Contact information

Phone

612.775.6200

Fax

612.775.6222

Email

info@tcspine.com


Understanding scoliosis

Your spine has three small curves. The 1st curve is in your neck, the second in your upper back and the third in your lower back.

In a healthy spine the curves should go from front to back. A spine affected by scoliosis will curve from side to side.

Scoliosis isn't caused by poor posture or bad lifting habits. Most cases have no known cause. Other cases are caused by bone abnormalities, muscle disease or nerve problems.

Whatever the cause, researchers haven't found a way to prevent it.

Regular checkups are important

Many cases of scoliosis are mild and require little or no medical treatment, according to the American Physical Therapy Association (APTA).

The best way to keep mild scoliosis from getting worse is to detect it early and watch it closely.

Scoliosis rarely causes pain or other symptoms in its early stages, according to the APTA. But as the problem grows worse it could cause:

  • Back pain.
  • Loss of flexibility.
  • Trouble standing or sitting straight.
  • Increased risk of arthritis, respiratory infections and heart problems later in life.

Treating scoliosis

Treatment for scoliosis depends on how severe the problem is.

Mild curves. If your child has mild scoliosis, the doctor or physical therapist may prescribe exercises to improve the flexibility and strength of the muscles that support the spine. Your child will also need regular checkups to make sure the problem isn't getting worse.

Moderate curves. Curves that are getting worse may need treatment with a back brace or a scoliosis jacket, along with exercises. Kids who wear a brace or scoliosis jacket should be able to take part in sports and other normal activities.

Severe curves. The worst cases of scoliosis may need treatment with surgery. Early detection and treatment, however, can help prevent scoliosis from getting to this stage.
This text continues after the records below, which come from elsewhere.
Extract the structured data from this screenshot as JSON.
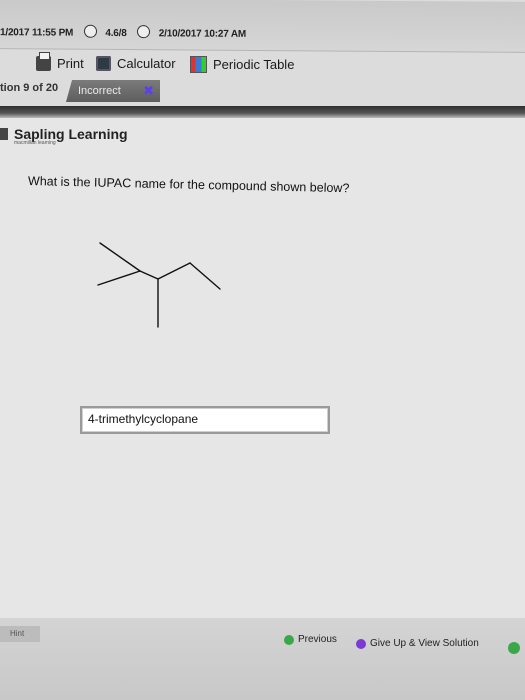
{
  "meta": {
    "date_fragment": "1/2017 11:55 PM",
    "score": "4.6/8",
    "due": "2/10/2017 10:27 AM"
  },
  "toolbar": {
    "print_label": "Print",
    "calculator_label": "Calculator",
    "periodic_table_label": "Periodic Table"
  },
  "status": {
    "question_index": "tion 9 of 20",
    "result": "Incorrect"
  },
  "brand": {
    "name": "Sapling Learning",
    "sub": "macmillan learning"
  },
  "question": {
    "text": "What is the IUPAC name for the compound shown below?"
  },
  "answer": {
    "value": "4-trimethylcyclopane"
  },
  "footer": {
    "hint_label": "Hint",
    "previous_label": "Previous",
    "give_up_label": "Give Up & View Solution"
  },
  "colors": {
    "incorrect_tab": "#6a6a6a",
    "x_mark": "#5d3df0",
    "nav_green": "#3aa84a"
  }
}
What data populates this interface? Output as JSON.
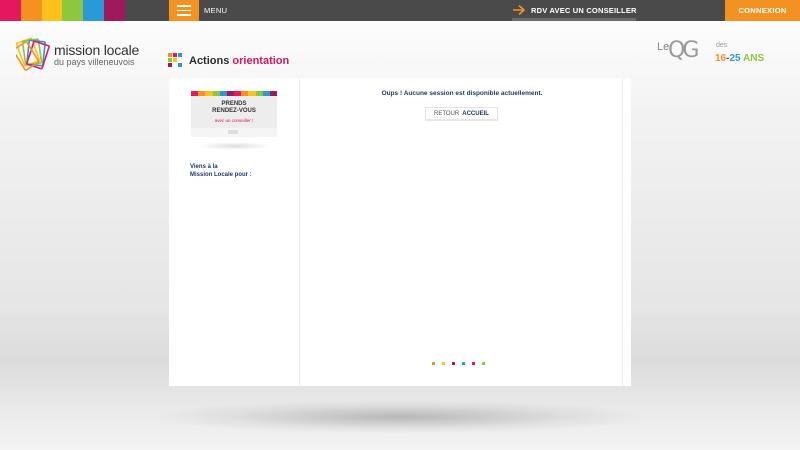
{
  "colors": {
    "swatches": [
      "#e5175f",
      "#f39220",
      "#fcc21b",
      "#8dc63f",
      "#2a9ad6",
      "#a1195d"
    ],
    "accent_orange": "#f39220",
    "accent_pink": "#d6175f",
    "navy": "#1e3a6a",
    "topbar": "#4a4a4a"
  },
  "topbar": {
    "menu_label": "MENU",
    "menu_icon": "hamburger-icon",
    "rdv_label": "RDV AVEC UN CONSEILLER",
    "rdv_icon": "arrow-right-icon",
    "connexion_label": "CONNEXION"
  },
  "logo": {
    "title": "mission locale",
    "subtitle": "du pays villeneuvois"
  },
  "page_header": {
    "title_part1": "Actions",
    "title_part2": "orientation"
  },
  "qg_logo": {
    "le": "Le",
    "qg": "QG",
    "des": "des",
    "age_a": "16",
    "age_dash": "-",
    "age_b": "25",
    "age_ans": "ANS"
  },
  "sidebar": {
    "rdv_card": {
      "title_line1": "PRENDS",
      "title_line2": "RENDEZ-VOUS",
      "subtitle": "avec un conseiller !"
    },
    "intro_line1": "Viens à la",
    "intro_line2": "Mission Locale pour :"
  },
  "content": {
    "message": "Oups ! Aucune session est disponible actuellement.",
    "back_button": {
      "prefix": "RETOUR",
      "strong": "ACCUEIL"
    },
    "pagination_dots": [
      "#f39220",
      "#fcc21b",
      "#a1195d",
      "#2a9ad6",
      "#e5175f",
      "#8dc63f"
    ]
  }
}
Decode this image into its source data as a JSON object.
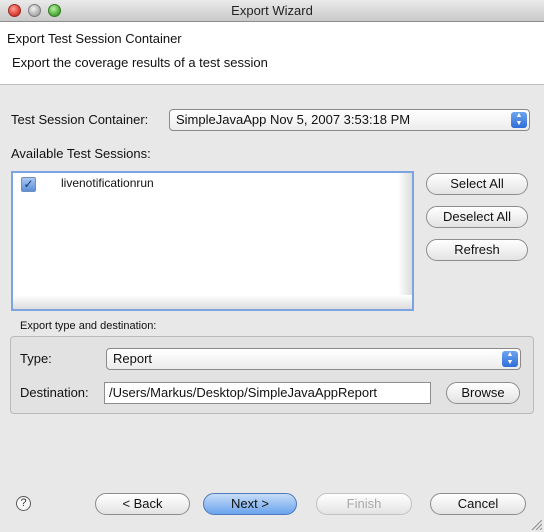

reviewed 5/26/2016

Related stories

Site map

About us

Our team

Patients

Conditions & treatments

Education & resources

Careers & fellowships

Refer a patient

Find us